- WHAT TO WORK ON
Count up the lines below in which the string "label" appears. The reply should be that number alone.

- TASK INPUT
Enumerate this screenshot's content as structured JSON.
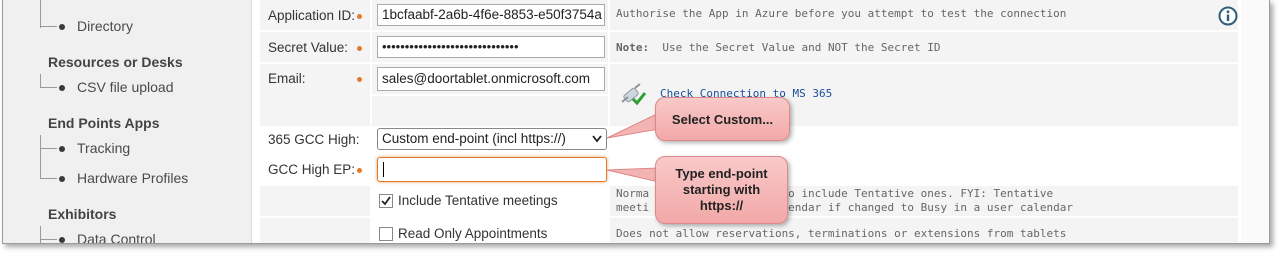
{
  "sidebar": {
    "items": [
      {
        "label": "Directory"
      },
      {
        "label": "CSV file upload"
      },
      {
        "label": "Tracking"
      },
      {
        "label": "Hardware Profiles"
      },
      {
        "label": "Data Control"
      }
    ],
    "headings": [
      "Resources or Desks",
      "End Points Apps",
      "Exhibitors"
    ]
  },
  "form": {
    "app_id": {
      "label": "Application ID:",
      "value": "1bcfaabf-2a6b-4f6e-8853-e50f3754a",
      "note": "Authorise the App in Azure before you attempt to test the connection"
    },
    "secret": {
      "label": "Secret Value:",
      "value": "••••••••••••••••••••••••••••••",
      "note_bold": "Note:",
      "note": "Use the Secret Value and NOT the Secret ID"
    },
    "email": {
      "label": "Email:",
      "value": "sales@doortablet.onmicrosoft.com"
    },
    "check_connection": "Check Connection to MS 365",
    "gcc": {
      "label": "365 GCC High:",
      "selected": "Custom end-point (incl https://)"
    },
    "gcc_ep": {
      "label": "GCC High EP:",
      "value": ""
    },
    "tentative": {
      "label": "Include Tentative meetings",
      "checked": true,
      "note_line1": "Norma                   gs only. Tick this to include Tentative ones. FYI: Tentative",
      "note_line2": "meeti                   Busy in the room calendar if changed to Busy in a user calendar"
    },
    "readonly": {
      "label": "Read Only Appointments",
      "checked": false,
      "note": "Does not allow reservations, terminations or extensions from tablets"
    }
  },
  "callouts": {
    "select_custom": "Select Custom...",
    "type_endpoint": "Type end-point starting with https://"
  },
  "colors": {
    "accent_dot": "#e07a2e",
    "link": "#1a4f9c",
    "callout": "#f4b4b4"
  }
}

- WRITTEN SOLUTION
12